- After the Fall of Candia, with which Kriaras delimits his dictionary, there is nothing systematic of literary use of the vernacular up to the 20th century. There wasn't a massive amount going on in the following hundred years, but there were some things (and Knös' history of Greek literature seems to have listed much of it). The literary histories tells you Crete passed the literary torch on to the Ionian Islands; but noone reads what they did in the early 18th century either. Editorial activity around 17th into 18th century literature has lagged too. By the Greek Enlightenment there was a lot going on, from both the Ionian Islands and the Phanariotes of Constantinople and Romania; but there's no dictionary for them.
- Even less attention gets paid to learnèd Greek in Ottoman times, and that's to a significant extent ideological: both because learnèd Greek was on the wrong side of the diglossia controversy, and because it was by then a well and truly artificial language. Still, it's Greek, and as Koumanoudis found, they kept making words up. Outside Koumanoudis, no dictionary for them either.
- If you're Gennadius Scholarius, you're particularly unlucky: being the first Ottoman Patriarch of Constantinople, noone's going to put your vocabulary in a dictionary, because you're just outside the Byzantine period. As my colleague of two months Andreas Rhoby recently published (Rhoby, A. 2007. Varia lexicographica. Jahrbuch Österreichischer Byzantinistik 57:1–16)—and as I found independently the following year—that means the first known instances of ἀτομικός "individual" and ἀτομίζω "individuate" don't end up in the dictionaries: Trapp only has the adverb ἀτομικῶς, and Koumanoudis only refers it to recent dictionaries. (Oh, and that's "individual", not "atomic": people were indivisible before submolecular particles were.)

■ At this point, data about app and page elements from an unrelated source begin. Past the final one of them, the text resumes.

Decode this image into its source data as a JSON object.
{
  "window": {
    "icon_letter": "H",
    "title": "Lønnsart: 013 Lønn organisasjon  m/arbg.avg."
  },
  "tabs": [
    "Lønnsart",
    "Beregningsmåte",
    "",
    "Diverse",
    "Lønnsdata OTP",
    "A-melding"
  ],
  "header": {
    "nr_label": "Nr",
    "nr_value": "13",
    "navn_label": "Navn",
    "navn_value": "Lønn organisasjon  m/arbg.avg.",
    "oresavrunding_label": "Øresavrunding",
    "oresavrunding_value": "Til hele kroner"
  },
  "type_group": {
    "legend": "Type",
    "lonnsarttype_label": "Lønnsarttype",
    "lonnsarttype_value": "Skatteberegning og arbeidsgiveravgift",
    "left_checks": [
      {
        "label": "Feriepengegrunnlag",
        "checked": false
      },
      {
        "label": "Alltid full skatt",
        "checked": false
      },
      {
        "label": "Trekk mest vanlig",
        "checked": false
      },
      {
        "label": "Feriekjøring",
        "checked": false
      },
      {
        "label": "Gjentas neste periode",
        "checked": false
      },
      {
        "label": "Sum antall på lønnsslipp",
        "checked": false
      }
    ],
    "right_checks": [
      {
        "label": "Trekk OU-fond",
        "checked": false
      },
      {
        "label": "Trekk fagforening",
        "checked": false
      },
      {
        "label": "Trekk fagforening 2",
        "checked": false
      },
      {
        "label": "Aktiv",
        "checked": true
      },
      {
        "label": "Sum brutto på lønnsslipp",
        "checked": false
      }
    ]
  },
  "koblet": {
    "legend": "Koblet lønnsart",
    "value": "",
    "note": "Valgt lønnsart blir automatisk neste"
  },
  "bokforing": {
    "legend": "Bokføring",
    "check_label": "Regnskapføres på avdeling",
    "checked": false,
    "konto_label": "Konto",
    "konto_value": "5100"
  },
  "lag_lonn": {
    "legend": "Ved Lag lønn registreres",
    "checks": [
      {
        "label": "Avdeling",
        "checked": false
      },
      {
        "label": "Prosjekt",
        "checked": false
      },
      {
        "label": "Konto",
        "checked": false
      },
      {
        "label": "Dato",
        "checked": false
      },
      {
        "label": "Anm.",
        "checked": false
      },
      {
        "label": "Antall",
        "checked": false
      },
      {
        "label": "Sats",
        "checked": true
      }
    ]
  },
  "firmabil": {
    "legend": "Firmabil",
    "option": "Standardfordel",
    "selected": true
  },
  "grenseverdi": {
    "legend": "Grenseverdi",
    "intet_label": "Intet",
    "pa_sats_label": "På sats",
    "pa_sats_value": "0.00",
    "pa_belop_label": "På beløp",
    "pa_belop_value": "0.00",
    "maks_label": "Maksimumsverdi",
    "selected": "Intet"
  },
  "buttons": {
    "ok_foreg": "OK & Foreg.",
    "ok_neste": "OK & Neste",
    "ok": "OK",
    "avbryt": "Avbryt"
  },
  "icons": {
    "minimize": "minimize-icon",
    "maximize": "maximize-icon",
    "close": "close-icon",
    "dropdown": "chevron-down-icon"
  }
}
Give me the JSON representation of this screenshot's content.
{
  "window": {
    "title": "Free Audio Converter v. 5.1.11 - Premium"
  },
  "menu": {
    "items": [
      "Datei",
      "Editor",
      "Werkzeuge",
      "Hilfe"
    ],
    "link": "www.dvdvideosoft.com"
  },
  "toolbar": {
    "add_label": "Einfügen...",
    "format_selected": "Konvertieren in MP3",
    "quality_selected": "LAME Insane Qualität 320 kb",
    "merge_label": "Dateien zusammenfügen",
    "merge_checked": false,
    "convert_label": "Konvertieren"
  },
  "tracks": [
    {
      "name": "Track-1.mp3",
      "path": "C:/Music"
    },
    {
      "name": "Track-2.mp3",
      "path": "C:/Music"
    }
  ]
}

- The papyri look gapped in the diagram, but that's because I've never set eyes on Preisigke's Wörterbuch der griechischen Papyruskunden. The TLG has only a small number of papyri represented, so it hasn't been a real issue.
- The real problem gap is secular writing, from say the fourth century to the eighth. Sophocles provides some coverage of the period, but not nearly enough. The literature of the period does not have a good rep, and without theologians involved, it just hasn't been covered properly. This visibly affects the Neoplatonists (though at least Plotinus got his own dictionary—hey, is that Russian site allowed to put a 1980 book online? Wonder how long that link lasts). But the ones who really suffer are the medical authors, certainly Galen (who has a huge corpus, too much of it still in an 1820s edition), but also his successors like Oribasius or Paul of Aegina. DGE will probably do some to breach that gap (they've certainly done a lot with the herbalist Pedanius Dioscorides, though he is much earlier); but some medicos will still be too late for it.